YOUR ASSIGNMENT:
I need every line of the material below that includes the string "nghỉ".

DATASET ENTRIES:
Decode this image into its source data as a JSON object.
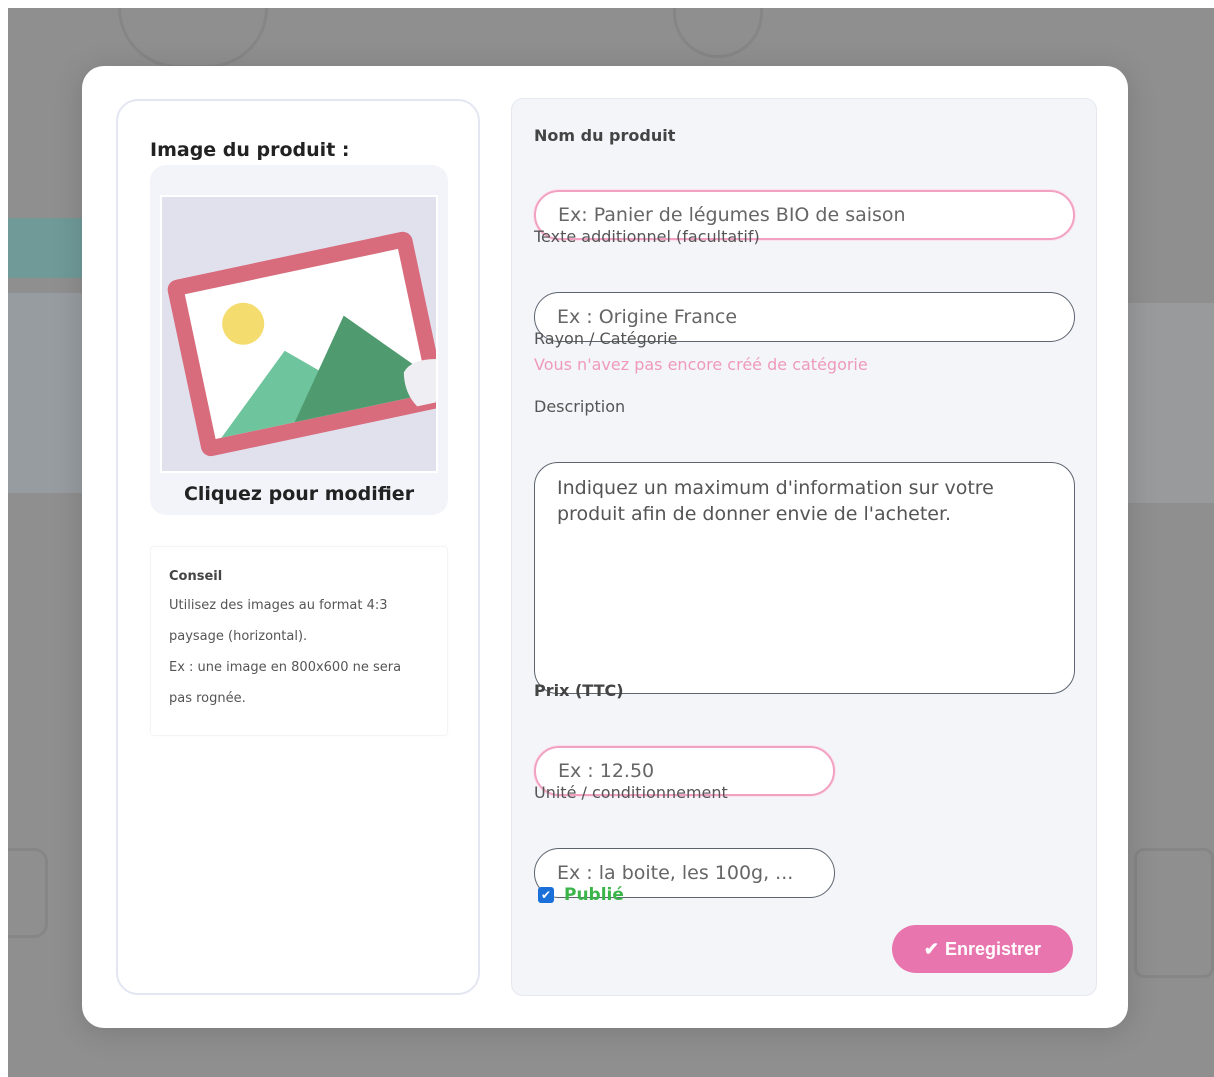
{
  "image_panel": {
    "title": "Image du produit :",
    "caption": "Cliquez pour modifier",
    "placeholder_icon": "image-placeholder-icon"
  },
  "tip": {
    "title": "Conseil",
    "lines": [
      "Utilisez des images au format 4:3",
      "paysage (horizontal).",
      "Ex : une image en 800x600 ne sera",
      "pas rognée."
    ]
  },
  "form": {
    "name": {
      "label": "Nom du produit",
      "placeholder": "Ex: Panier de légumes BIO de saison"
    },
    "extra_text": {
      "label": "Texte additionnel (facultatif)",
      "placeholder": "Ex : Origine France"
    },
    "category": {
      "label": "Rayon / Catégorie",
      "hint": "Vous n'avez pas encore créé de catégorie"
    },
    "description": {
      "label": "Description",
      "placeholder": "Indiquez un maximum d'information sur votre produit afin de donner envie de l'acheter."
    },
    "price": {
      "label": "Prix (TTC)",
      "placeholder": "Ex : 12.50"
    },
    "unit": {
      "label": "Unité / conditionnement",
      "placeholder": "Ex : la boite, les 100g, ..."
    },
    "published": {
      "label": "Publié",
      "checked": true
    },
    "save": {
      "label": "Enregistrer",
      "icon": "checkmark-icon"
    }
  },
  "colors": {
    "accent_pink": "#e875ad",
    "hint_pink": "#ef9abb",
    "published_green": "#3bb54a",
    "checkbox_blue": "#1a6fd8",
    "overlay_gray": "#8f8f8f"
  }
}
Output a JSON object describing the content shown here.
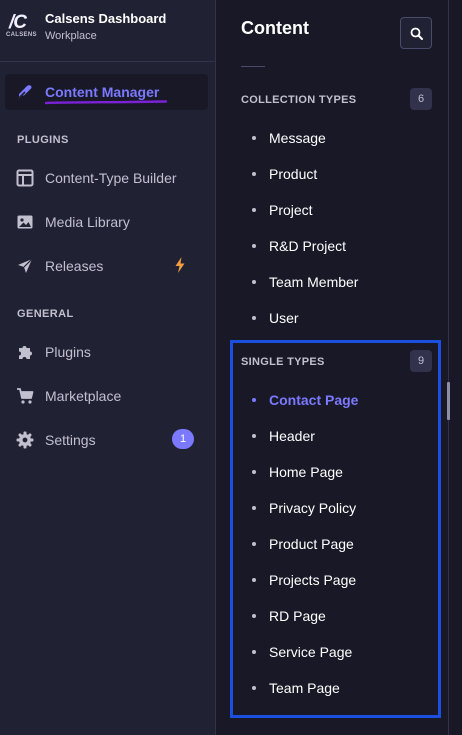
{
  "brand": {
    "logo_mark": "/C",
    "logo_text": "CALSENS",
    "title": "Calsens Dashboard",
    "subtitle": "Workplace"
  },
  "sidebar": {
    "main_item": {
      "label": "Content Manager",
      "icon": "feather-icon",
      "active": true
    },
    "plugins_heading": "PLUGINS",
    "plugins": [
      {
        "label": "Content-Type Builder",
        "icon": "layout-icon"
      },
      {
        "label": "Media Library",
        "icon": "image-icon"
      },
      {
        "label": "Releases",
        "icon": "paper-plane-icon",
        "indicator": "lightning-icon"
      }
    ],
    "general_heading": "GENERAL",
    "general": [
      {
        "label": "Plugins",
        "icon": "puzzle-icon"
      },
      {
        "label": "Marketplace",
        "icon": "cart-icon"
      },
      {
        "label": "Settings",
        "icon": "gear-icon",
        "badge": "1"
      }
    ]
  },
  "panel": {
    "title": "Content",
    "search_icon": "search-icon",
    "collection_types": {
      "heading": "COLLECTION TYPES",
      "count": "6",
      "items": [
        "Message",
        "Product",
        "Project",
        "R&D Project",
        "Team Member",
        "User"
      ]
    },
    "single_types": {
      "heading": "SINGLE TYPES",
      "count": "9",
      "active_item": "Contact Page",
      "items": [
        "Contact Page",
        "Header",
        "Home Page",
        "Privacy Policy",
        "Product Page",
        "Projects Page",
        "RD Page",
        "Service Page",
        "Team Page"
      ]
    }
  },
  "colors": {
    "accent": "#7b79ff",
    "sidebar_bg": "#212134",
    "page_bg": "#181826",
    "highlight_border": "#1a4fe0",
    "underline_stroke": "#7b21d6",
    "bolt": "#f29d41"
  }
}
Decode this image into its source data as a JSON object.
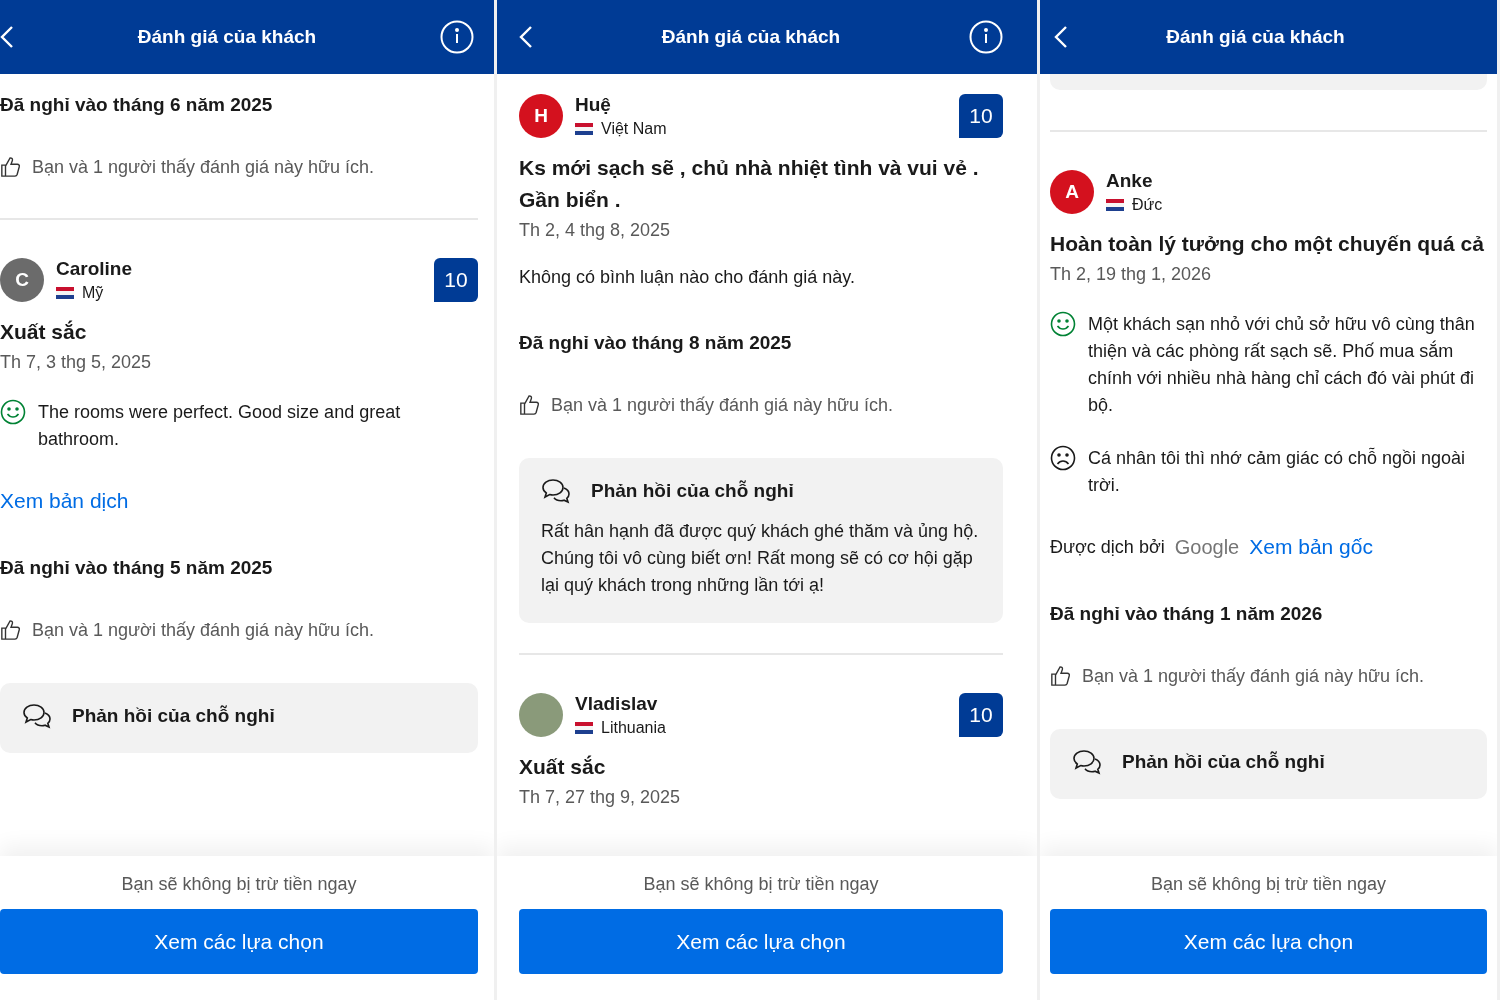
{
  "panels": [
    {
      "header": {
        "title": "Đánh giá của khách",
        "info_button": true
      },
      "items": [
        {
          "kind": "stay",
          "text": "Đã nghỉ vào tháng 6 năm 2025"
        },
        {
          "kind": "helpful",
          "text": "Bạn và 1 người thấy đánh giá này hữu ích."
        },
        {
          "kind": "divider"
        },
        {
          "kind": "reviewer",
          "letter": "C",
          "color": "#6b6b6b",
          "name": "Caroline",
          "country": "Mỹ",
          "score": "10"
        },
        {
          "kind": "title",
          "text": "Xuất sắc"
        },
        {
          "kind": "date",
          "text": "Th 7, 3 thg 5, 2025"
        },
        {
          "kind": "positive_comment",
          "text": "The rooms were perfect. Good size and great bathroom."
        },
        {
          "kind": "link",
          "text": "Xem bản dịch"
        },
        {
          "kind": "stay",
          "text": "Đã nghỉ vào tháng 5 năm 2025"
        },
        {
          "kind": "helpful",
          "text": "Bạn và 1 người thấy đánh giá này hữu ích."
        },
        {
          "kind": "response",
          "title": "Phản hồi của chỗ nghỉ"
        }
      ],
      "footer": {
        "note": "Bạn sẽ không bị trừ tiền ngay",
        "button": "Xem các lựa chọn"
      }
    },
    {
      "header": {
        "title": "Đánh giá của khách",
        "info_button": true
      },
      "items": [
        {
          "kind": "reviewer",
          "letter": "H",
          "color": "#d4111e",
          "name": "Huệ",
          "country": "Việt Nam",
          "score": "10"
        },
        {
          "kind": "title",
          "text": "Ks mới sạch sẽ , chủ nhà nhiệt tình và vui vẻ . Gần biển ."
        },
        {
          "kind": "date",
          "text": "Th 2, 4 thg 8, 2025"
        },
        {
          "kind": "plain",
          "text": "Không có bình luận nào cho đánh giá này."
        },
        {
          "kind": "stay",
          "text": "Đã nghỉ vào tháng 8 năm 2025"
        },
        {
          "kind": "helpful",
          "text": "Bạn và 1 người thấy đánh giá này hữu ích."
        },
        {
          "kind": "response",
          "title": "Phản hồi của chỗ nghỉ",
          "text": "Rất hân hạnh đã được quý khách ghé thăm và ủng hộ. Chúng tôi vô cùng biết ơn! Rất mong sẽ có cơ hội gặp lại quý khách trong những lần tới ạ!"
        },
        {
          "kind": "divider"
        },
        {
          "kind": "reviewer",
          "photo": true,
          "name": "Vladislav",
          "country": "Lithuania",
          "score": "10"
        },
        {
          "kind": "title",
          "text": "Xuất sắc"
        },
        {
          "kind": "date",
          "text": "Th 7, 27 thg 9, 2025"
        }
      ],
      "footer": {
        "note": "Bạn sẽ không bị trừ tiền ngay",
        "button": "Xem các lựa chọn"
      }
    },
    {
      "header": {
        "title": "Đánh giá của khách",
        "info_button": false
      },
      "items": [
        {
          "kind": "card_end"
        },
        {
          "kind": "divider"
        },
        {
          "kind": "reviewer",
          "letter": "A",
          "color": "#d4111e",
          "name": "Anke",
          "country": "Đức"
        },
        {
          "kind": "title",
          "text": "Hoàn toàn lý tưởng cho một chuyến quá cả"
        },
        {
          "kind": "date",
          "text": "Th 2, 19 thg 1, 2026"
        },
        {
          "kind": "positive_comment",
          "text": "Một khách sạn nhỏ với chủ sở hữu vô cùng thân thiện và các phòng rất sạch sẽ. Phố mua sắm chính với nhiều nhà hàng chỉ cách đó vài phút đi bộ."
        },
        {
          "kind": "negative_comment",
          "text": "Cá nhân tôi thì nhớ cảm giác có chỗ ngồi ngoài trời."
        },
        {
          "kind": "translated",
          "by": "Được dịch bởi",
          "brand": "Google",
          "link": "Xem bản gốc"
        },
        {
          "kind": "stay",
          "text": "Đã nghỉ vào tháng 1 năm 2026"
        },
        {
          "kind": "helpful",
          "text": "Bạn và 1 người thấy đánh giá này hữu ích."
        },
        {
          "kind": "response",
          "title": "Phản hồi của chỗ nghỉ"
        }
      ],
      "footer": {
        "note": "Bạn sẽ không bị trừ tiền ngay",
        "button": "Xem các lựa chọn"
      }
    }
  ]
}
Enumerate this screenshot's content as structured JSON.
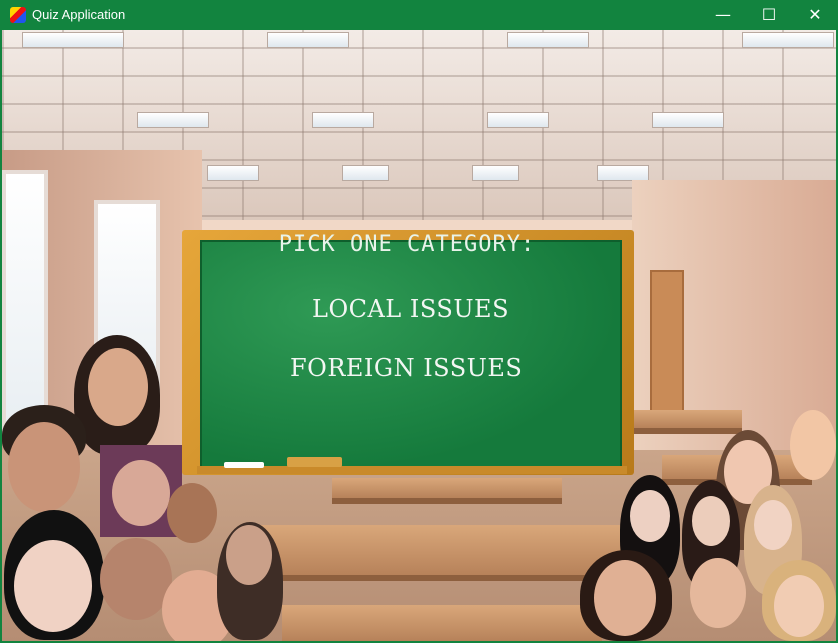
{
  "window": {
    "title": "Quiz Application",
    "controls": {
      "minimize": "—",
      "maximize": "☐",
      "close": "✕"
    }
  },
  "board": {
    "title": "PICK ONE CATEGORY:",
    "options": [
      {
        "label": "LOCAL ISSUES"
      },
      {
        "label": "FOREIGN ISSUES"
      }
    ]
  },
  "colors": {
    "titlebar": "#12843f",
    "chalkboard": "#1a7f40",
    "frame": "#d9962e"
  }
}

TASK SOLUTION:
          "text": "Đã nghỉ vào tháng 6 năm 2025"
          "text": "Đã nghỉ vào tháng 5 năm 2025"
          "title": "Phản hồi của chỗ nghỉ"
          "text": "Đã nghỉ vào tháng 8 năm 2025"
          "title": "Phản hồi của chỗ nghỉ",
          "text": "Đã nghỉ vào tháng 1 năm 2026"
          "title": "Phản hồi của chỗ nghỉ"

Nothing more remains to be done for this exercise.